...the parents, rushing from home after throwing together a quick supper for the kids... one parent with a video camera bag tossed over one shoulder and the camera bag tossed over the other... the other parent towing the tripod and clinging to the hand of the younger sibling who already has to go to the bathroom, despite having gone 6 minutes ago.
...the teachers, all dressed in their best, rounding up students and counting heads and hushing loud voices and getting all the kids in order.
...the bribes and promises of treats to young siblings if they will be quiet and sit still for the length of the program... (and the prayers that the length of the program doesn't last longer than an episode of Go, Diego, Go.)
...the Grandmas, wearing their fanciest Christmas sweaters, reading through the program to see if dear grandchild's name is listed anywhere, and the Grandpas, visiting with other Grandpas a few rows down, discussing the most recent snowstorm.
And then it begins.

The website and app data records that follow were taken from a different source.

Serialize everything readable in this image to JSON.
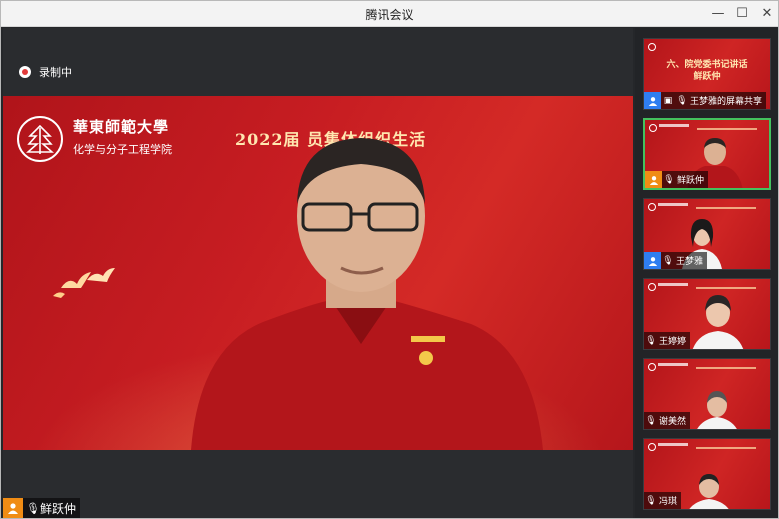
{
  "window": {
    "title": "腾讯会议",
    "min_icon": "minimize-icon",
    "max_icon": "maximize-icon",
    "close_icon": "close-icon"
  },
  "recording": {
    "label": "录制中",
    "icon": "record-icon"
  },
  "stage": {
    "logo_name": "華東師範大學",
    "logo_sub": "化学与分子工程学院",
    "banner_text": "2022届        员集体组织生活",
    "speaker": {
      "name": "鲜跃仲",
      "mic_icon": "microphone-icon",
      "avatar_icon": "user-icon"
    }
  },
  "sidebar": {
    "tiles": [
      {
        "name": "王梦雅的屏幕共享",
        "slide_line1": "六、院党委书记讲话",
        "slide_line2": "鲜跃仲",
        "avatar_color": "#2f7ef1",
        "icon": "screen-share-icon",
        "active": false
      },
      {
        "name": "鲜跃仲",
        "avatar_color": "#f08c14",
        "icon": "microphone-icon",
        "active": true
      },
      {
        "name": "王梦雅",
        "avatar_color": "#2f7ef1",
        "icon": "mic-muted-icon",
        "active": false
      },
      {
        "name": "王婷婷",
        "icon": "mic-muted-icon",
        "active": false
      },
      {
        "name": "谢美然",
        "icon": "mic-muted-icon",
        "active": false
      },
      {
        "name": "冯琪",
        "icon": "mic-muted-icon",
        "active": false
      }
    ]
  },
  "colors": {
    "slide_red": "#c71d22",
    "active_border": "#44c25e",
    "avatar_blue": "#2f7ef1",
    "avatar_orange": "#f08c14"
  }
}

The lights dim and the curtain opens and there is a sudden commotion in the audience as the parents, who are quite old enough to know they should be sitting quietly, can't resist the urge to wave with the hopes that little Sally will see where they are sitting and smile at them.

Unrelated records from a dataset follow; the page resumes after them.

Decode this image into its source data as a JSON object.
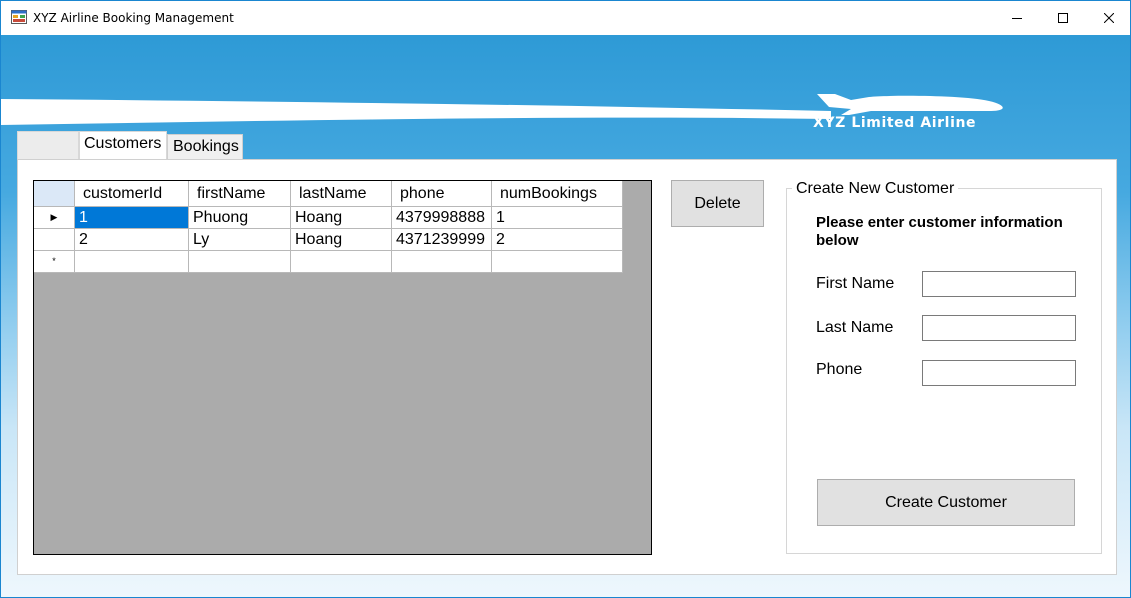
{
  "window": {
    "title": "XYZ Airline Booking Management",
    "minimize_glyph": "—",
    "maximize_glyph": "☐",
    "close_glyph": "✕"
  },
  "branding": {
    "text": "XYZ Limited Airline"
  },
  "tabs": [
    {
      "label": "Customers",
      "selected": true
    },
    {
      "label": "Bookings",
      "selected": false
    }
  ],
  "grid": {
    "columns": [
      "customerId",
      "firstName",
      "lastName",
      "phone",
      "numBookings"
    ],
    "rows": [
      {
        "indicator": "▶",
        "cells": [
          "1",
          "Phuong",
          "Hoang",
          "4379998888",
          "1"
        ]
      },
      {
        "indicator": "",
        "cells": [
          "2",
          "Ly",
          "Hoang",
          "4371239999",
          "2"
        ]
      },
      {
        "indicator": "*",
        "cells": [
          "",
          "",
          "",
          "",
          ""
        ]
      }
    ]
  },
  "actions": {
    "delete_label": "Delete"
  },
  "create_form": {
    "title": "Create New Customer",
    "instructions": "Please enter customer information below",
    "first_name_label": "First Name",
    "first_name_value": "",
    "last_name_label": "Last Name",
    "last_name_value": "",
    "phone_label": "Phone",
    "phone_value": "",
    "submit_label": "Create Customer"
  },
  "colors": {
    "accent": "#0078d7",
    "sky": "#2e9ad6",
    "grid_background": "#ababab"
  }
}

Oh, and the kids. The performers. They do nothing but make me smile.
The little boy with gel in his hair and a crooked tie... the little girl with a big smile on her face, curls in her hair, and tights already sliding down her legs... another boy that seems to be wearing what he wore to school that day because everyone knows it was Chicken Nugget day and he has a ketchup stain on his shirt...

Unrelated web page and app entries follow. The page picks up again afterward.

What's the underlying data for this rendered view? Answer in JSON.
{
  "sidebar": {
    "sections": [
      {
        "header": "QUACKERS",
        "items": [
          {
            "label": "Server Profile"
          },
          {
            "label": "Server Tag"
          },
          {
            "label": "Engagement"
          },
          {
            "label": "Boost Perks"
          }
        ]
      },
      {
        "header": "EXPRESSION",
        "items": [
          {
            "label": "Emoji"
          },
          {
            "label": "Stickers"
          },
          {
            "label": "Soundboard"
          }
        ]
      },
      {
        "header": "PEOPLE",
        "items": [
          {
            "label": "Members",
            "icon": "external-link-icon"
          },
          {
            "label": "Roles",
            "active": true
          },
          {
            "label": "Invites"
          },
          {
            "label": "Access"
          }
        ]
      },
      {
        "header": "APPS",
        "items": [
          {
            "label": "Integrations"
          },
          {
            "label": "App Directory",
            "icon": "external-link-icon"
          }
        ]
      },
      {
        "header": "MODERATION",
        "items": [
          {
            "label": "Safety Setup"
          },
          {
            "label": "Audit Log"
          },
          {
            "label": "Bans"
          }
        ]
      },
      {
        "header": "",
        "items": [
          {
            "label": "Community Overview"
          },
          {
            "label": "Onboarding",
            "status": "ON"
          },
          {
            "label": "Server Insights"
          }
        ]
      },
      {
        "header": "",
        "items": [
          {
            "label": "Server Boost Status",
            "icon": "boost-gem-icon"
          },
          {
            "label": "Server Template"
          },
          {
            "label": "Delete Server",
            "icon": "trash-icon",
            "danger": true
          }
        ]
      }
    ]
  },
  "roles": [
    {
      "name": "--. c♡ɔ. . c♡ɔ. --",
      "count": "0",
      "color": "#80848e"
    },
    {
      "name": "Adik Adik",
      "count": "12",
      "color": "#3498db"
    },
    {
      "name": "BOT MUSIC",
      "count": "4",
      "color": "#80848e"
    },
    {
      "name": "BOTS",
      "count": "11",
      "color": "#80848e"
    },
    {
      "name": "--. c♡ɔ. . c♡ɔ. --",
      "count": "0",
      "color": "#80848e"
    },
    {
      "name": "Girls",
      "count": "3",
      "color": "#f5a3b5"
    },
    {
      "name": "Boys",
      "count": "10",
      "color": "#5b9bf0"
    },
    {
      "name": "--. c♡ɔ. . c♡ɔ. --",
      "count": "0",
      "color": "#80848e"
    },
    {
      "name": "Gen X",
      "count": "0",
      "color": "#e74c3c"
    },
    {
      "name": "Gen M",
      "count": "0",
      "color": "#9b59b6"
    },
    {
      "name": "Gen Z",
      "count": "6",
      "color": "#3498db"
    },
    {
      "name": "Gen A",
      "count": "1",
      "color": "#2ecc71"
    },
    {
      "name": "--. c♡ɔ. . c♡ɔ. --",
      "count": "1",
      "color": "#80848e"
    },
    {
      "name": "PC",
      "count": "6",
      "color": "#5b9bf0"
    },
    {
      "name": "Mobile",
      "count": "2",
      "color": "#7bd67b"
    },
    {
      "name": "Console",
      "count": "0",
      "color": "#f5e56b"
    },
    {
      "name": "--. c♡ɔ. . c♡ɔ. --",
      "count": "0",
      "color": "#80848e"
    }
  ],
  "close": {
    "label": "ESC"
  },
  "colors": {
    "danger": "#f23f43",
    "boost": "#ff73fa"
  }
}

and we have the little girl who's not much of a dress girl, but is decked out in a shimmery little black dress, glittery tights, and cute little dress shoes.... a little girl who obviously should have practiced wearing her dress before the program, as during song #1, she discovers the big bow on the front of her dress, sticks her hand through one of the loops, and spends nearly the length of song #2 trying to get her hand out of the loop. (Yup, she was ours.)
Some kids know the songs and sing as if their life depended on it... others toss some words in here and there, but are more distracted by the little boy in the 3rd row who is whispering to his neighbor. Some kids are doing the actions to the songs precisely as taught... others are watching everyone else because during practices they were more concerned with talking to their friends than listening to the teacher.
We have the songs about needing teeth for Christmas, waiting for Santa to come, and wanting peace for the world. It's all there. We have some songs where instruments are necessary, and while the audience should be listening to the cute words of the song, instead they are more amused by the little boy who doesn't figure out how to untangle the loop on his jingle bells until the song is over.
There are the periodic, bright flashes from cameras, (despite the large sign on every entrance to the theatre that flash photography is discouraged.) Video cameras are running, younger siblings are hushed,
Holiday wishes are given, bows are taken, and the curtain is drawn.
The music teacher remembers that rehearsal on Friday went much better than the final performance, but breaths a huge sigh of relief that it's over, (and is thankful that Christmas only comes once a year.)
Parents grab their camera bags and bulky winter coats and younger siblings' hands and head through the sea of families to find their little star.
Hugs are given, more pictures are taken, and everyone bussles out the door and into the cold evening.
It really isn't Christmas until the Elementary School Music Christmas Program.